>>>>>
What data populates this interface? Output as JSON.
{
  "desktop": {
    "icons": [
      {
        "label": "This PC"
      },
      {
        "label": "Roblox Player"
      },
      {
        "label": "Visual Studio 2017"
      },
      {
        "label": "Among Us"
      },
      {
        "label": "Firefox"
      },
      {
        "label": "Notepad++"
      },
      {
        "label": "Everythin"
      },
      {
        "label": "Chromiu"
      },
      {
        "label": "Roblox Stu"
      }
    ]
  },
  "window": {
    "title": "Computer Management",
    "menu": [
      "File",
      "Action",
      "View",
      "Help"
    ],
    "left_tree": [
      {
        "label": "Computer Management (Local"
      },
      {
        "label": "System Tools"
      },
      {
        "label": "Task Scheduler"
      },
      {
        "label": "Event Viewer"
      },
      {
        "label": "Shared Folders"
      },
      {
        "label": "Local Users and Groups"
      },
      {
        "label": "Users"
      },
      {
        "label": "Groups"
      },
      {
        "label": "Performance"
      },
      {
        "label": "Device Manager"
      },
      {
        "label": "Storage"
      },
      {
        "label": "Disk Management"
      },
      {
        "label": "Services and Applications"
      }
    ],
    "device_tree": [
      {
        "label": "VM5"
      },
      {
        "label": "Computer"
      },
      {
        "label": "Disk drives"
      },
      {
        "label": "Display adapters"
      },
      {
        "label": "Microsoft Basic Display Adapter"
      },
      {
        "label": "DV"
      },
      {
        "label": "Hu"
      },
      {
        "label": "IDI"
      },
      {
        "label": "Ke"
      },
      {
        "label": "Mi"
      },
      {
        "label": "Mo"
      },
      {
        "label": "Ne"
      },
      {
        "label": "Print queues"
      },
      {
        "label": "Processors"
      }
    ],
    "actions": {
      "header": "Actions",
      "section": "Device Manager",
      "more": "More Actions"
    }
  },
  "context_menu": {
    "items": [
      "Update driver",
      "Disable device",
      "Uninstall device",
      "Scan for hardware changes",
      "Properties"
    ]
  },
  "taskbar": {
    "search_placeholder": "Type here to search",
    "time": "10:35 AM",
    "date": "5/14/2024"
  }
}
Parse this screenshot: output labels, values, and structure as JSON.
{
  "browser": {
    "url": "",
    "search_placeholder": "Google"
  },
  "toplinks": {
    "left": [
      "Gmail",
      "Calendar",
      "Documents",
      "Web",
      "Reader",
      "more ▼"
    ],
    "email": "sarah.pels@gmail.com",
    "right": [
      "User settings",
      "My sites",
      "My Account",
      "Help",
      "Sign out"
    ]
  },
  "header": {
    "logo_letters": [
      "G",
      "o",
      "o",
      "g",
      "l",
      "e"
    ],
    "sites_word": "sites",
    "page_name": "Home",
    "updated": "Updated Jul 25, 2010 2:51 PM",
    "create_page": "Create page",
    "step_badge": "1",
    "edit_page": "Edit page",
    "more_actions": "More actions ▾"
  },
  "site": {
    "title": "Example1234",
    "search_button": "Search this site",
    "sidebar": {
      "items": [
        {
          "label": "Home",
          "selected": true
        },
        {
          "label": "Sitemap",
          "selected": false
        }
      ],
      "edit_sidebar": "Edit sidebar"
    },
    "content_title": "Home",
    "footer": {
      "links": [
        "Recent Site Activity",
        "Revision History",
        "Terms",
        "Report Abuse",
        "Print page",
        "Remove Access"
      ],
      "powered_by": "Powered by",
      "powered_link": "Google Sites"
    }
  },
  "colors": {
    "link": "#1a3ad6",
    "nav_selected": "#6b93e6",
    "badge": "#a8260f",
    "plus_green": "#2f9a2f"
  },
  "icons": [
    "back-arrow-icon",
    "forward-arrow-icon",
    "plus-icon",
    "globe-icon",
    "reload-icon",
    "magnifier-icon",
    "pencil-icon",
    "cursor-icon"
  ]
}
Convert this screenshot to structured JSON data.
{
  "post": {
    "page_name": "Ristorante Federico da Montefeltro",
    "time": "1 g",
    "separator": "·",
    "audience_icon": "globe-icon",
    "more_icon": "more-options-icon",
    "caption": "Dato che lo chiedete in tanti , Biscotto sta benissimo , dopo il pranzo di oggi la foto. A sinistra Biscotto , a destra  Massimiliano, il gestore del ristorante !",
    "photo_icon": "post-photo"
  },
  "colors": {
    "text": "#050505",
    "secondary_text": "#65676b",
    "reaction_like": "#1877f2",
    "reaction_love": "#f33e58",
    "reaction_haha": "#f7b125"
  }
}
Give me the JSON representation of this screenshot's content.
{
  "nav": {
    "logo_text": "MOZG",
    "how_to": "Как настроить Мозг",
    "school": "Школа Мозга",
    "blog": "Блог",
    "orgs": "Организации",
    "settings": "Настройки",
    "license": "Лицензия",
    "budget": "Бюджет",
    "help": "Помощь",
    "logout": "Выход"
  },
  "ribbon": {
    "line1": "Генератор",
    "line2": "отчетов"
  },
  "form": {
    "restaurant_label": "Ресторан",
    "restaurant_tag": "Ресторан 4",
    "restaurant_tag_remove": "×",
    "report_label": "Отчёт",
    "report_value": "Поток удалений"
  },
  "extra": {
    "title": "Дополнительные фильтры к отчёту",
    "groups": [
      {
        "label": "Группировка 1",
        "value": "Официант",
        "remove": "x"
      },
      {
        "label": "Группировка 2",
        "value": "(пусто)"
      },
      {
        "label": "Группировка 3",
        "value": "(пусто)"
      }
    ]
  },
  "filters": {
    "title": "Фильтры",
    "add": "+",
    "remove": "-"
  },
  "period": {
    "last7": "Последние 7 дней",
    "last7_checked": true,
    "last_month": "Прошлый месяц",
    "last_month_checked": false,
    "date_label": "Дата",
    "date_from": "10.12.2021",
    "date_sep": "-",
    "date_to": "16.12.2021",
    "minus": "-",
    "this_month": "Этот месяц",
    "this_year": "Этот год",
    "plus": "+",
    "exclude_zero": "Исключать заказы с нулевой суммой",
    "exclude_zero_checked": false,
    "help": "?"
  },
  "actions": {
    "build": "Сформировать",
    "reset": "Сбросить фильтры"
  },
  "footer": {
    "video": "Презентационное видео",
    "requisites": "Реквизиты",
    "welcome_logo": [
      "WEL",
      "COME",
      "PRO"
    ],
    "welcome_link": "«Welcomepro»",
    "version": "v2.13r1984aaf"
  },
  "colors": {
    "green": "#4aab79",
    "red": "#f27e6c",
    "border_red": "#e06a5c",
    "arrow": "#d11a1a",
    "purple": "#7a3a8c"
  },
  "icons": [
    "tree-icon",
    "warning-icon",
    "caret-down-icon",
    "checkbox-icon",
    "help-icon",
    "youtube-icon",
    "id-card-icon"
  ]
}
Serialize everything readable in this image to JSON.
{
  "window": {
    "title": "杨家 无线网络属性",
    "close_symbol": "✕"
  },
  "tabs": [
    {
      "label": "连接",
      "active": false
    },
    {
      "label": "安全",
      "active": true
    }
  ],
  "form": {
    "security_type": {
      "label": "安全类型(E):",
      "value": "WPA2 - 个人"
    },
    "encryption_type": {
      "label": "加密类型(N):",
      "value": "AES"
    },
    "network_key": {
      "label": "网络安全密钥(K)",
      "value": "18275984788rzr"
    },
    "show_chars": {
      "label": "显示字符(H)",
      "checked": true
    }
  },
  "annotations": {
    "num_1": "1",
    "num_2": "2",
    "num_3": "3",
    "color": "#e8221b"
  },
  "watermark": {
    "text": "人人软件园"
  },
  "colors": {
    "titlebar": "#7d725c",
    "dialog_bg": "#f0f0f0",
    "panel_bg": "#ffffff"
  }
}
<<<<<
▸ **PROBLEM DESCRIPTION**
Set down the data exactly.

▸ **TASK ANSWER**
What data populates this interface? Output as JSON.
{
  "desktop": {
    "icons": [
      {
        "label": "This PC"
      },
      {
        "label": "Roblox Player"
      },
      {
        "label": "Visual Studio 2017"
      },
      {
        "label": "Among Us"
      },
      {
        "label": "Firefox"
      },
      {
        "label": "Notepad++"
      },
      {
        "label": "Everythin"
      },
      {
        "label": "Chromiu"
      },
      {
        "label": "Roblox Stu"
      }
    ]
  },
  "window": {
    "title": "Computer Management",
    "menu": [
      "File",
      "Action",
      "View",
      "Help"
    ],
    "left_tree": [
      {
        "label": "Computer Management (Local"
      },
      {
        "label": "System Tools"
      },
      {
        "label": "Task Scheduler"
      },
      {
        "label": "Event Viewer"
      },
      {
        "label": "Shared Folders"
      },
      {
        "label": "Local Users and Groups"
      },
      {
        "label": "Users"
      },
      {
        "label": "Groups"
      },
      {
        "label": "Performance"
      },
      {
        "label": "Device Manager"
      },
      {
        "label": "Storage"
      },
      {
        "label": "Disk Management"
      },
      {
        "label": "Services and Applications"
      }
    ],
    "device_tree": [
      {
        "label": "VM5"
      },
      {
        "label": "Computer"
      },
      {
        "label": "Disk drives"
      },
      {
        "label": "Display adapters"
      },
      {
        "label": "Microsoft Basic Display Adapter"
      },
      {
        "label": "DV"
      },
      {
        "label": "Hu"
      },
      {
        "label": "IDI"
      },
      {
        "label": "Ke"
      },
      {
        "label": "Mi"
      },
      {
        "label": "Mo"
      },
      {
        "label": "Ne"
      },
      {
        "label": "Print queues"
      },
      {
        "label": "Processors"
      }
    ],
    "actions": {
      "header": "Actions",
      "section": "Device Manager",
      "more": "More Actions"
    }
  },
  "context_menu": {
    "items": [
      "Update driver",
      "Disable device",
      "Uninstall device",
      "Scan for hardware changes",
      "Properties"
    ]
  },
  "taskbar": {
    "search_placeholder": "Type here to search",
    "time": "10:35 AM",
    "date": "5/14/2024"
  }
}
Parse this screenshot: output labels, values, and structure as JSON.
{
  "browser": {
    "url": "",
    "search_placeholder": "Google"
  },
  "toplinks": {
    "left": [
      "Gmail",
      "Calendar",
      "Documents",
      "Web",
      "Reader",
      "more ▼"
    ],
    "email": "sarah.pels@gmail.com",
    "right": [
      "User settings",
      "My sites",
      "My Account",
      "Help",
      "Sign out"
    ]
  },
  "header": {
    "logo_letters": [
      "G",
      "o",
      "o",
      "g",
      "l",
      "e"
    ],
    "sites_word": "sites",
    "page_name": "Home",
    "updated": "Updated Jul 25, 2010 2:51 PM",
    "create_page": "Create page",
    "step_badge": "1",
    "edit_page": "Edit page",
    "more_actions": "More actions ▾"
  },
  "site": {
    "title": "Example1234",
    "search_button": "Search this site",
    "sidebar": {
      "items": [
        {
          "label": "Home",
          "selected": true
        },
        {
          "label": "Sitemap",
          "selected": false
        }
      ],
      "edit_sidebar": "Edit sidebar"
    },
    "content_title": "Home",
    "footer": {
      "links": [
        "Recent Site Activity",
        "Revision History",
        "Terms",
        "Report Abuse",
        "Print page",
        "Remove Access"
      ],
      "powered_by": "Powered by",
      "powered_link": "Google Sites"
    }
  },
  "colors": {
    "link": "#1a3ad6",
    "nav_selected": "#6b93e6",
    "badge": "#a8260f",
    "plus_green": "#2f9a2f"
  },
  "icons": [
    "back-arrow-icon",
    "forward-arrow-icon",
    "plus-icon",
    "globe-icon",
    "reload-icon",
    "magnifier-icon",
    "pencil-icon",
    "cursor-icon"
  ]
}
Convert this screenshot to structured JSON data.
{
  "post": {
    "page_name": "Ristorante Federico da Montefeltro",
    "time": "1 g",
    "separator": "·",
    "audience_icon": "globe-icon",
    "more_icon": "more-options-icon",
    "caption": "Dato che lo chiedete in tanti , Biscotto sta benissimo , dopo il pranzo di oggi la foto. A sinistra Biscotto , a destra  Massimiliano, il gestore del ristorante !",
    "photo_icon": "post-photo"
  },
  "colors": {
    "text": "#050505",
    "secondary_text": "#65676b",
    "reaction_like": "#1877f2",
    "reaction_love": "#f33e58",
    "reaction_haha": "#f7b125"
  }
}
Give me the JSON representation of this screenshot's content.
{
  "nav": {
    "logo_text": "MOZG",
    "how_to": "Как настроить Мозг",
    "school": "Школа Мозга",
    "blog": "Блог",
    "orgs": "Организации",
    "settings": "Настройки",
    "license": "Лицензия",
    "budget": "Бюджет",
    "help": "Помощь",
    "logout": "Выход"
  },
  "ribbon": {
    "line1": "Генератор",
    "line2": "отчетов"
  },
  "form": {
    "restaurant_label": "Ресторан",
    "restaurant_tag": "Ресторан 4",
    "restaurant_tag_remove": "×",
    "report_label": "Отчёт",
    "report_value": "Поток удалений"
  },
  "extra": {
    "title": "Дополнительные фильтры к отчёту",
    "groups": [
      {
        "label": "Группировка 1",
        "value": "Официант",
        "remove": "x"
      },
      {
        "label": "Группировка 2",
        "value": "(пусто)"
      },
      {
        "label": "Группировка 3",
        "value": "(пусто)"
      }
    ]
  },
  "filters": {
    "title": "Фильтры",
    "add": "+",
    "remove": "-"
  },
  "period": {
    "last7": "Последние 7 дней",
    "last7_checked": true,
    "last_month": "Прошлый месяц",
    "last_month_checked": false,
    "date_label": "Дата",
    "date_from": "10.12.2021",
    "date_sep": "-",
    "date_to": "16.12.2021",
    "minus": "-",
    "this_month": "Этот месяц",
    "this_year": "Этот год",
    "plus": "+",
    "exclude_zero": "Исключать заказы с нулевой суммой",
    "exclude_zero_checked": false,
    "help": "?"
  },
  "actions": {
    "build": "Сформировать",
    "reset": "Сбросить фильтры"
  },
  "footer": {
    "video": "Презентационное видео",
    "requisites": "Реквизиты",
    "welcome_logo": [
      "WEL",
      "COME",
      "PRO"
    ],
    "welcome_link": "«Welcomepro»",
    "version": "v2.13r1984aaf"
  },
  "colors": {
    "green": "#4aab79",
    "red": "#f27e6c",
    "border_red": "#e06a5c",
    "arrow": "#d11a1a",
    "purple": "#7a3a8c"
  },
  "icons": [
    "tree-icon",
    "warning-icon",
    "caret-down-icon",
    "checkbox-icon",
    "help-icon",
    "youtube-icon",
    "id-card-icon"
  ]
}
Serialize everything readable in this image to JSON.
{
  "window": {
    "title": "杨家 无线网络属性",
    "close_symbol": "✕"
  },
  "tabs": [
    {
      "label": "连接",
      "active": false
    },
    {
      "label": "安全",
      "active": true
    }
  ],
  "form": {
    "security_type": {
      "label": "安全类型(E):",
      "value": "WPA2 - 个人"
    },
    "encryption_type": {
      "label": "加密类型(N):",
      "value": "AES"
    },
    "network_key": {
      "label": "网络安全密钥(K)",
      "value": "18275984788rzr"
    },
    "show_chars": {
      "label": "显示字符(H)",
      "checked": true
    }
  },
  "annotations": {
    "num_1": "1",
    "num_2": "2",
    "num_3": "3",
    "color": "#e8221b"
  },
  "watermark": {
    "text": "人人软件园"
  },
  "colors": {
    "titlebar": "#7d725c",
    "dialog_bg": "#f0f0f0",
    "panel_bg": "#ffffff"
  }
}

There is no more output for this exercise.